REQUIRED ACTION: Search through the entries for the word "meta" and copy every line that has it.

===== RECORD EXTRACTS

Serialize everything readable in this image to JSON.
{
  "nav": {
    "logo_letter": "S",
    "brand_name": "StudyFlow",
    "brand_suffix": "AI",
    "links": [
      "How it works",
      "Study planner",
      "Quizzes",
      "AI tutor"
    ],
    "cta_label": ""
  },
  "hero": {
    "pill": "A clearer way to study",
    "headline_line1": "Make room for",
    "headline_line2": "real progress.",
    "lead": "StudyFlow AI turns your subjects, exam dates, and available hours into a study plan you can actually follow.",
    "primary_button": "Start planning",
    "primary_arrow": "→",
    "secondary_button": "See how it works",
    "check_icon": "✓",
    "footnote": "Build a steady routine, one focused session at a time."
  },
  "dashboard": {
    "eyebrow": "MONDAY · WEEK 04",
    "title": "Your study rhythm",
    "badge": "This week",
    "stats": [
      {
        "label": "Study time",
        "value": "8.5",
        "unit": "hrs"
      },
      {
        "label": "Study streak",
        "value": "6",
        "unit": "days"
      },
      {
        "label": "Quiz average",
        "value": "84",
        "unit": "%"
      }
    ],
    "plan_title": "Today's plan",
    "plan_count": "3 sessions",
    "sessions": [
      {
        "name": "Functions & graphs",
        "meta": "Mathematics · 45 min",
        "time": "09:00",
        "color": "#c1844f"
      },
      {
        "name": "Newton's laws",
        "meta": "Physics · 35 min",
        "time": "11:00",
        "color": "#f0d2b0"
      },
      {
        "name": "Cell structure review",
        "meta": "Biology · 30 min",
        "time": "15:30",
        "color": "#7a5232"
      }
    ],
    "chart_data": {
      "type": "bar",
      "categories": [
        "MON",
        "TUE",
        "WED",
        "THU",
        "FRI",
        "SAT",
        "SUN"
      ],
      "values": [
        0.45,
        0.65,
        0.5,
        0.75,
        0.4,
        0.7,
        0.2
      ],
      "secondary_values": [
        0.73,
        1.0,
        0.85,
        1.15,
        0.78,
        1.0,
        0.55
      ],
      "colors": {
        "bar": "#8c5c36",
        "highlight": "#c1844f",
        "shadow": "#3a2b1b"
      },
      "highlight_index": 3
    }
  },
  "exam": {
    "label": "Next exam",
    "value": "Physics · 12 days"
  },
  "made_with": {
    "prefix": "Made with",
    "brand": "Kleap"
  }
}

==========

REPLY TO THE EXERCISE:
        "meta": "Mathematics · 45 min",
        "meta": "Physics · 35 min",
        "meta": "Biology · 30 min",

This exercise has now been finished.